_Task to complete_
Where in the records does the word "name" appear? Copy each line that holds it.

_Data shown_
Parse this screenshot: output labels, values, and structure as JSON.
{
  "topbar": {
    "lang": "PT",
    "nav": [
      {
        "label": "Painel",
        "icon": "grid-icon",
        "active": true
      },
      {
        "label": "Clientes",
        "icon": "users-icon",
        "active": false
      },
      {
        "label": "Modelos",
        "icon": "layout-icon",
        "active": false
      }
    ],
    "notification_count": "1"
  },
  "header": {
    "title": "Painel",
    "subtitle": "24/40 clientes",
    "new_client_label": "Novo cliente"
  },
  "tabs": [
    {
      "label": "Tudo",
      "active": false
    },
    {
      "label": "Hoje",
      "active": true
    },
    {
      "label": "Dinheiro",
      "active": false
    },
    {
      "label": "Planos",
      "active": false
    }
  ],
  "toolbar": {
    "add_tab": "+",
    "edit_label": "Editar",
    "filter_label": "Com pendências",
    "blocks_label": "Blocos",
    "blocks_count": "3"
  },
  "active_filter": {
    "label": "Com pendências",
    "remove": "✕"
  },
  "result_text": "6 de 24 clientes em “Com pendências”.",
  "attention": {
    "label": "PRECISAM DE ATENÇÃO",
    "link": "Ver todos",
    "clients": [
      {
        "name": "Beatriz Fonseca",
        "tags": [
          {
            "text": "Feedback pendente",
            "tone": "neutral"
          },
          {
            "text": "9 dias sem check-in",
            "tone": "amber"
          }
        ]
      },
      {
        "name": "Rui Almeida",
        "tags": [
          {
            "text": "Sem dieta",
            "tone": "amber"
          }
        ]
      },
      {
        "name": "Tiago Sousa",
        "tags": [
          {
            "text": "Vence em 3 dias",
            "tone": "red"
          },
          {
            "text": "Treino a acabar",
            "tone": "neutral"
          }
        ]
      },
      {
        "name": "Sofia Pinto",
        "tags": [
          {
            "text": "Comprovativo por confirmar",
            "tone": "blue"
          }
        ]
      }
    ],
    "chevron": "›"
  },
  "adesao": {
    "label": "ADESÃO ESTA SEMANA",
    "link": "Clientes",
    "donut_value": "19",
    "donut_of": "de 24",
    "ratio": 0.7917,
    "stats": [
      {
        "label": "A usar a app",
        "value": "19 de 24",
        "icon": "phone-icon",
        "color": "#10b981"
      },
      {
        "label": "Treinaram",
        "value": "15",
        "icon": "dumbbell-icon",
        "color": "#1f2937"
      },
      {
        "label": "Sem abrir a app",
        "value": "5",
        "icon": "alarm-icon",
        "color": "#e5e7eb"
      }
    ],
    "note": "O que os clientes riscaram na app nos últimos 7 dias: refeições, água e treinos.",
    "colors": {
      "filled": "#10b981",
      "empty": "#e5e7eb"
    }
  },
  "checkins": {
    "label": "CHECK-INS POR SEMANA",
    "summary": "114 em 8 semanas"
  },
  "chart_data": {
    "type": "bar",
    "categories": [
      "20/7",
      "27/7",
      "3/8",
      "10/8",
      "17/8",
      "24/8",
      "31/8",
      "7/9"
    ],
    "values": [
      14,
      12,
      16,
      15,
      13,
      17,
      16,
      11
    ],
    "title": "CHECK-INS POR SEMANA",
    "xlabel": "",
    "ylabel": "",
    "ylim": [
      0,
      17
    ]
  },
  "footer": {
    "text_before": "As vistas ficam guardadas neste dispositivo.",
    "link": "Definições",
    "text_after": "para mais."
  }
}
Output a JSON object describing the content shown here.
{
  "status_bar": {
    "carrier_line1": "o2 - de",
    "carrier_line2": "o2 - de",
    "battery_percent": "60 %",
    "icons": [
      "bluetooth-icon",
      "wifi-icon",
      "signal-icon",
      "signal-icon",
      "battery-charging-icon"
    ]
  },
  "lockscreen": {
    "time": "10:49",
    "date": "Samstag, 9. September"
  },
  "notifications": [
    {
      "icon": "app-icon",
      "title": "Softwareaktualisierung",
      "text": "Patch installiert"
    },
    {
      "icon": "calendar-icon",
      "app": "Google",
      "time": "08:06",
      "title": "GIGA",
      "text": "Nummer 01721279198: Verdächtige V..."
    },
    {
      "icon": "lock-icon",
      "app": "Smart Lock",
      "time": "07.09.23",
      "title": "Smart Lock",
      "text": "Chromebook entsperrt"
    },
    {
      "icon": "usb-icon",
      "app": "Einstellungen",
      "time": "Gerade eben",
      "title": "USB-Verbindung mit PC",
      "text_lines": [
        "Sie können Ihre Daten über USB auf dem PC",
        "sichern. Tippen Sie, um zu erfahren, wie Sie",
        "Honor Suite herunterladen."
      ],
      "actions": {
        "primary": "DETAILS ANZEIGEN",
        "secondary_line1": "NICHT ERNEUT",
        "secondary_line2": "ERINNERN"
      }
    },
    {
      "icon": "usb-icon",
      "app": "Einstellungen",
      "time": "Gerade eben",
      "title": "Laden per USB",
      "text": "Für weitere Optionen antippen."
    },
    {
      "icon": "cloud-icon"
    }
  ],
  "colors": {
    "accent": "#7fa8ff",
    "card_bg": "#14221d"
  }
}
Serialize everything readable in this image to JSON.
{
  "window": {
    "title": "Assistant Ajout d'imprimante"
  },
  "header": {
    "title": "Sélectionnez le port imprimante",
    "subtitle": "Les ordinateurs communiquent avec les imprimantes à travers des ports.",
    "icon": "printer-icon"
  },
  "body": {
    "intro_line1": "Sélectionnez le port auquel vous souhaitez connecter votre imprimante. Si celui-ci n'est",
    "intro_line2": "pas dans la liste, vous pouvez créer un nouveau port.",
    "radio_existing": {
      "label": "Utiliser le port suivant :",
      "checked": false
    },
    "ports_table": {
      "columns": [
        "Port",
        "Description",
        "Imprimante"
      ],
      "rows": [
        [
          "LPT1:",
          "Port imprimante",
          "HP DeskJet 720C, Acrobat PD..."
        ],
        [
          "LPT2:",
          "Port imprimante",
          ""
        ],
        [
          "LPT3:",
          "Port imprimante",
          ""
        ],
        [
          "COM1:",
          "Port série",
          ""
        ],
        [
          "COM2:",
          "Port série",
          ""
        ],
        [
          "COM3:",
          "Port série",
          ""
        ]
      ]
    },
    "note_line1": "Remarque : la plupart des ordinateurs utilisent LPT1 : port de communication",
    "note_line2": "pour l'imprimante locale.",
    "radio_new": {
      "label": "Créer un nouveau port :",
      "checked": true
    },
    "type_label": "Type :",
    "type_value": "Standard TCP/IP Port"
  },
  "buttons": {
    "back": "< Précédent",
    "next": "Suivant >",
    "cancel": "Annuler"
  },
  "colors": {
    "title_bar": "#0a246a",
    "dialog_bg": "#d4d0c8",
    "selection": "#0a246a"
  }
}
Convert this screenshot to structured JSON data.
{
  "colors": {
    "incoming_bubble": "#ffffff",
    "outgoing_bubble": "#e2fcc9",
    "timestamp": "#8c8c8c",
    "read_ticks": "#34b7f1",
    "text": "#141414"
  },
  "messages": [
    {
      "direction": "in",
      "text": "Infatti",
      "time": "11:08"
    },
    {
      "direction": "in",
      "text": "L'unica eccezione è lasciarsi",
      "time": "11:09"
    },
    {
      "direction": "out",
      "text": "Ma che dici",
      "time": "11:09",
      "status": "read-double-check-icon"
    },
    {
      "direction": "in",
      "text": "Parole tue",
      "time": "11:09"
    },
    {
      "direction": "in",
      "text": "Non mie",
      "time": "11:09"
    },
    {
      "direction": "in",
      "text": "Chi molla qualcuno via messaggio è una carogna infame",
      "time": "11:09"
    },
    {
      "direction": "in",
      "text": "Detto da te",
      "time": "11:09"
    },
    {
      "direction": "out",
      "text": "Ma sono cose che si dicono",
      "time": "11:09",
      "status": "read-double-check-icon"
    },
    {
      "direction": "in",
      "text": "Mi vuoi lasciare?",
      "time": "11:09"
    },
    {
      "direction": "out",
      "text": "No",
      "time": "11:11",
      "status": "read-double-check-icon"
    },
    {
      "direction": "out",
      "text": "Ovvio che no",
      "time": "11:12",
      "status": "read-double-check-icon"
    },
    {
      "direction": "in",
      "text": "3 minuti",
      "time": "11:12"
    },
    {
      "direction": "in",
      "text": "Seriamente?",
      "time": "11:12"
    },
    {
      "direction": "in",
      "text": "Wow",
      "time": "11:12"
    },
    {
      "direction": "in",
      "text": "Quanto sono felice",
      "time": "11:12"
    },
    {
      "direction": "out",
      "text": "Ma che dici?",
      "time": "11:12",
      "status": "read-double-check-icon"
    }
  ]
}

_Result below_
        "name": "Beatriz Fonseca",
        "name": "Rui Almeida",
        "name": "Tiago Sousa",
        "name": "Sofia Pinto",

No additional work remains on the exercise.